Windows, as it stands, is usually not directly and attackable, although it is not, as things stand, the most secure operating system of all. A particular “backdoor” must be activated inside our computer to make Windows immune to specific attacks. The backdoor is an actual “back door” in that, as soon as it is started, it cannot only let essential data out without our knowledge but also allow undisturbed access to our personal computers by unauthorized users.

Indeed, once the backdoor is activated, it offers a remote hacker complete access to all the resources of the “victim” personal computer and even to the individual computers connected to it. To connect to the latter, the remote hacker can recognize and use the data of the user who suffered the attack.

Back Orifice knows how to access system passwords, but that’s not all: the backdoor communicates every keystroke pressed by the victim user and can also record which operations take place offline. As soon as the victim reconnects to the Internet, all the “spied” information is passed on to the remote hacker, who can then have the possibility of simply identifying, for example, a credit card number or a current account and related access codes entered using the keyboard.

The hacker has a wide range of actions available that can be performed against the personal computer on which he has decided to direct the attack. First, the possibility of temporarily preventing the user from using the keyboard victim to black out the screen to perform any operation.

Applications like Back Orifice offer numerous other opportunities to confuse or panic the victim user:

  1. Reversing mouse keys
  2. Opening and closing the CD ROM tray
  3. Generating sounds
  4. Closing or crashing Windows

What the remote hacker always needs to connect to the “victim” computer is the IP address that is assigned upon connection.
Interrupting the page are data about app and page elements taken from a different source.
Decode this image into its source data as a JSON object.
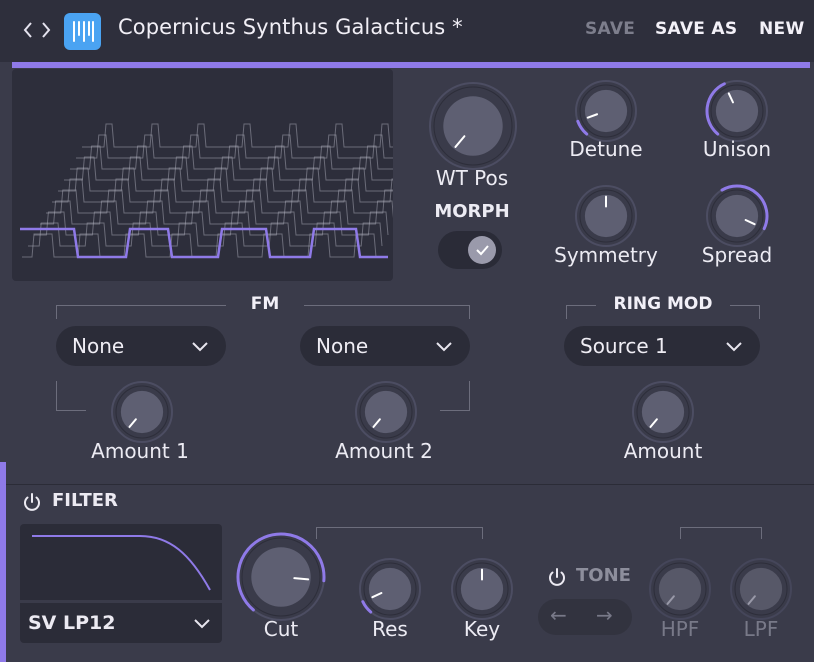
{
  "header": {
    "prev_label": "‹",
    "next_label": "›",
    "preset_name": "Copernicus Synthus Galacticus *",
    "save": "SAVE",
    "save_as": "SAVE AS",
    "new": "NEW"
  },
  "colors": {
    "accent": "#8f7ae8",
    "logo": "#4aa3f2",
    "panel": "#3a3b4a",
    "header": "#2e2f3c",
    "dark_field": "#2b2c38"
  },
  "oscillator": {
    "wt_pos_label": "WT Pos",
    "morph_label": "MORPH",
    "morph_enabled": true,
    "knobs": {
      "detune": {
        "label": "Detune"
      },
      "unison": {
        "label": "Unison"
      },
      "symmetry": {
        "label": "Symmetry"
      },
      "spread": {
        "label": "Spread"
      }
    }
  },
  "fm": {
    "title": "FM",
    "source_1": "None",
    "source_2": "None",
    "amount_1_label": "Amount 1",
    "amount_2_label": "Amount 2"
  },
  "ring_mod": {
    "title": "RING MOD",
    "source": "Source 1",
    "amount_label": "Amount"
  },
  "filter": {
    "title": "FILTER",
    "type": "SV LP12",
    "cut_label": "Cut",
    "res_label": "Res",
    "key_label": "Key"
  },
  "tone": {
    "title": "TONE",
    "left_arrow": "←",
    "right_arrow": "→",
    "hpf_label": "HPF",
    "lpf_label": "LPF"
  }
}
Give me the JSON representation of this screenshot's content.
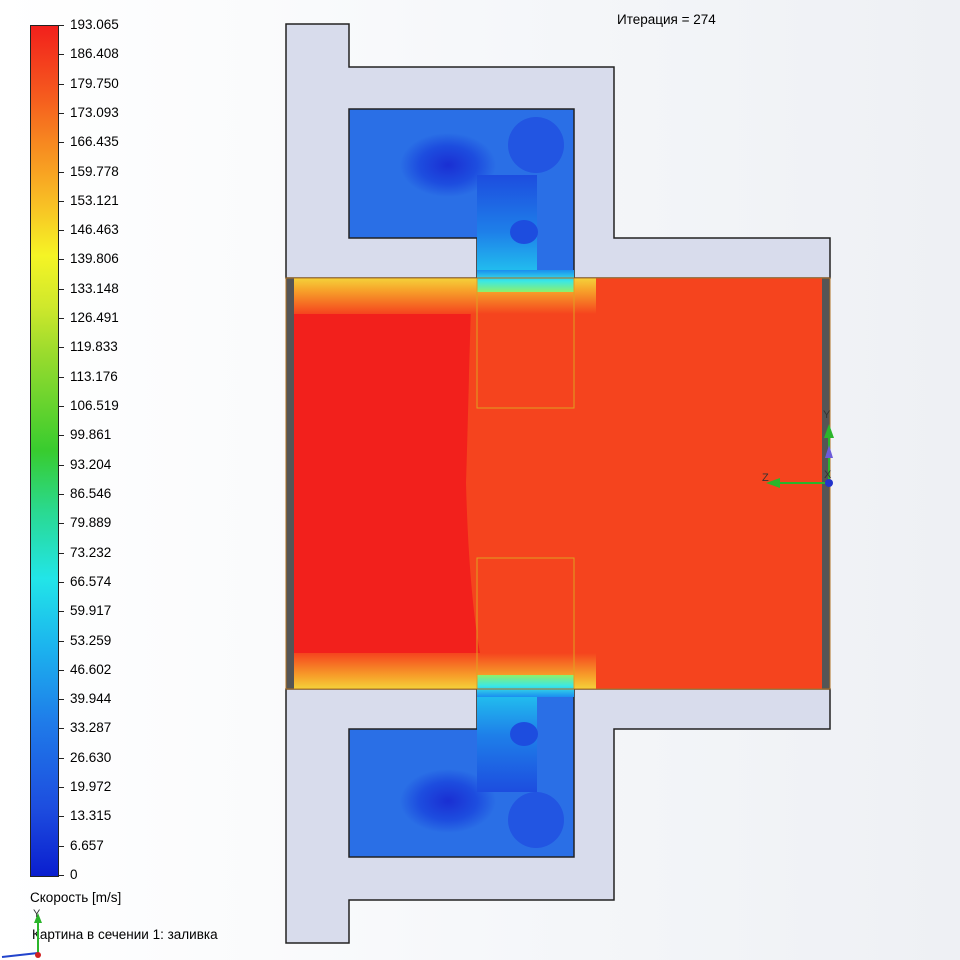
{
  "iteration_label": "Итерация = 274",
  "legend": {
    "values": [
      "193.065",
      "186.408",
      "179.750",
      "173.093",
      "166.435",
      "159.778",
      "153.121",
      "146.463",
      "139.806",
      "133.148",
      "126.491",
      "119.833",
      "113.176",
      "106.519",
      "99.861",
      "93.204",
      "86.546",
      "79.889",
      "73.232",
      "66.574",
      "59.917",
      "53.259",
      "46.602",
      "39.944",
      "33.287",
      "26.630",
      "19.972",
      "13.315",
      "6.657",
      "0"
    ],
    "title": "Скорость [m/s]",
    "max": 193.065,
    "min": 0
  },
  "cut_plot_label": "Картина в сечении 1: заливка",
  "axes": {
    "main": {
      "y": "Y",
      "x": "X",
      "z": "Z"
    },
    "small": {
      "y": "Y"
    }
  },
  "colors": {
    "solid": "#d8dcec",
    "max_red": "#f2201c",
    "high_orange": "#f5441e",
    "low_blue": "#1d4ddf"
  }
}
Usually, the IP address is dynamic, i.e., the provider gives us a different number each time we connect to the Internet.

The most recent backdoors seem to have overcome this problem: they can communicate to the hacker every time the victim user connects to the Internet, the new IP address, using ICQ, IRC, or simply email as means. Back Orifice, of which the 2000 version was recently developed, is undoubtedly one of the most famous software: A week before its official launch, all the online information websites competed to distribute news on the new BO. Other well-known backdoors are Deep Throat, NetSphere, Hack’√†Tack, and SubSeven.

Unfortunately, however, there are many of them in circulation: we were amazed after visiting The Trojans removal database site, which contains a long list of backdoors. In correspondence with the name of each backdoor, the changes that are made to the system (especially the registry) are listed to make it easier to attack. Therefore, drawing up a list of backdoors and proposing a solution for each one that leads to its identification and removal is challenging.

ALSO READ: How To Save Email Locally With IMAP

RELATED ARTICLES

RECENT ARTICLES